─── The data ───

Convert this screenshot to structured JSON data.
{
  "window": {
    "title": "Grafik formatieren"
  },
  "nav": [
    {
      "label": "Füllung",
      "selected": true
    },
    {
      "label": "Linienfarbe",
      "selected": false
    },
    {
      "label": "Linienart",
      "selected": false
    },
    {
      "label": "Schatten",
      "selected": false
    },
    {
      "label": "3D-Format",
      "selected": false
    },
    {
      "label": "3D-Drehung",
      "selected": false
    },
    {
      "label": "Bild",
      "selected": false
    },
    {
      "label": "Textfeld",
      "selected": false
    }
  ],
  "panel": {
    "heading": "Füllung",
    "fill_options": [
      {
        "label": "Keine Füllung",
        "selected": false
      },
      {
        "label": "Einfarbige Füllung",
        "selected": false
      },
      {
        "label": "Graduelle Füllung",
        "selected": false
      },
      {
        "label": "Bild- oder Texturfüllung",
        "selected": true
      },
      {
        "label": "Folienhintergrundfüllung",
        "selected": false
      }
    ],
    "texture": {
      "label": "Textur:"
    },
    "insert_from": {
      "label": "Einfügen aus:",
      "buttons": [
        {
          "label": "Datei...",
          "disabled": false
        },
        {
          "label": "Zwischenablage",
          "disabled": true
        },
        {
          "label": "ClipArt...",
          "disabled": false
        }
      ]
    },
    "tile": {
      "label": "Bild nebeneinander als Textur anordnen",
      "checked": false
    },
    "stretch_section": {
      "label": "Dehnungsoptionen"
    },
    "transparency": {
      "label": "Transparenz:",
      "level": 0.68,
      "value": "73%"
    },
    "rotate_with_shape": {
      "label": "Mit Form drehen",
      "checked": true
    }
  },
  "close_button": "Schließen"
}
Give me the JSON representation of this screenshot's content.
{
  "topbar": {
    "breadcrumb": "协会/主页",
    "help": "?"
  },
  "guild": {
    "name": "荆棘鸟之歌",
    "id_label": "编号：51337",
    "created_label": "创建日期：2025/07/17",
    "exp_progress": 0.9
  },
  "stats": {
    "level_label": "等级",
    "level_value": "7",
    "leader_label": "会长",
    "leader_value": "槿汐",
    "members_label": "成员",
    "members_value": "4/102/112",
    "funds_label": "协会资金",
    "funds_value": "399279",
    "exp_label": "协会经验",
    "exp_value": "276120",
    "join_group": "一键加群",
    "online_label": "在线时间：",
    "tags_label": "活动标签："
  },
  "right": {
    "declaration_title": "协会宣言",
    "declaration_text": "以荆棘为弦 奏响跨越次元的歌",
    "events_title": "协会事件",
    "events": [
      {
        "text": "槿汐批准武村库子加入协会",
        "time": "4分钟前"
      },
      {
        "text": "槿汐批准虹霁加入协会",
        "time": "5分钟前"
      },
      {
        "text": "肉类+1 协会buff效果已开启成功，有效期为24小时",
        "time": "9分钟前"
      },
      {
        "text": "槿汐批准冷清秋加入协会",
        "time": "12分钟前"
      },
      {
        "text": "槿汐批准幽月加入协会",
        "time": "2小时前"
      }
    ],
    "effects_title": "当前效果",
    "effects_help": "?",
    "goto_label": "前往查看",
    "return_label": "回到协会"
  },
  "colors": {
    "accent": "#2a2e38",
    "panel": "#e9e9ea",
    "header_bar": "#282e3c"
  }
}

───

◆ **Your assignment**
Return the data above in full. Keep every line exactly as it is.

◆ **Solution for this exercise**
Convert this screenshot to structured JSON data.
{
  "window": {
    "title": "Grafik formatieren"
  },
  "nav": [
    {
      "label": "Füllung",
      "selected": true
    },
    {
      "label": "Linienfarbe",
      "selected": false
    },
    {
      "label": "Linienart",
      "selected": false
    },
    {
      "label": "Schatten",
      "selected": false
    },
    {
      "label": "3D-Format",
      "selected": false
    },
    {
      "label": "3D-Drehung",
      "selected": false
    },
    {
      "label": "Bild",
      "selected": false
    },
    {
      "label": "Textfeld",
      "selected": false
    }
  ],
  "panel": {
    "heading": "Füllung",
    "fill_options": [
      {
        "label": "Keine Füllung",
        "selected": false
      },
      {
        "label": "Einfarbige Füllung",
        "selected": false
      },
      {
        "label": "Graduelle Füllung",
        "selected": false
      },
      {
        "label": "Bild- oder Texturfüllung",
        "selected": true
      },
      {
        "label": "Folienhintergrundfüllung",
        "selected": false
      }
    ],
    "texture": {
      "label": "Textur:"
    },
    "insert_from": {
      "label": "Einfügen aus:",
      "buttons": [
        {
          "label": "Datei...",
          "disabled": false
        },
        {
          "label": "Zwischenablage",
          "disabled": true
        },
        {
          "label": "ClipArt...",
          "disabled": false
        }
      ]
    },
    "tile": {
      "label": "Bild nebeneinander als Textur anordnen",
      "checked": false
    },
    "stretch_section": {
      "label": "Dehnungsoptionen"
    },
    "transparency": {
      "label": "Transparenz:",
      "level": 0.68,
      "value": "73%"
    },
    "rotate_with_shape": {
      "label": "Mit Form drehen",
      "checked": true
    }
  },
  "close_button": "Schließen"
}
Give me the JSON representation of this screenshot's content.
{
  "topbar": {
    "breadcrumb": "协会/主页",
    "help": "?"
  },
  "guild": {
    "name": "荆棘鸟之歌",
    "id_label": "编号：51337",
    "created_label": "创建日期：2025/07/17",
    "exp_progress": 0.9
  },
  "stats": {
    "level_label": "等级",
    "level_value": "7",
    "leader_label": "会长",
    "leader_value": "槿汐",
    "members_label": "成员",
    "members_value": "4/102/112",
    "funds_label": "协会资金",
    "funds_value": "399279",
    "exp_label": "协会经验",
    "exp_value": "276120",
    "join_group": "一键加群",
    "online_label": "在线时间：",
    "tags_label": "活动标签："
  },
  "right": {
    "declaration_title": "协会宣言",
    "declaration_text": "以荆棘为弦 奏响跨越次元的歌",
    "events_title": "协会事件",
    "events": [
      {
        "text": "槿汐批准武村库子加入协会",
        "time": "4分钟前"
      },
      {
        "text": "槿汐批准虹霁加入协会",
        "time": "5分钟前"
      },
      {
        "text": "肉类+1 协会buff效果已开启成功，有效期为24小时",
        "time": "9分钟前"
      },
      {
        "text": "槿汐批准冷清秋加入协会",
        "time": "12分钟前"
      },
      {
        "text": "槿汐批准幽月加入协会",
        "time": "2小时前"
      }
    ],
    "effects_title": "当前效果",
    "effects_help": "?",
    "goto_label": "前往查看",
    "return_label": "回到协会"
  },
  "colors": {
    "accent": "#2a2e38",
    "panel": "#e9e9ea",
    "header_bar": "#282e3c"
  }
}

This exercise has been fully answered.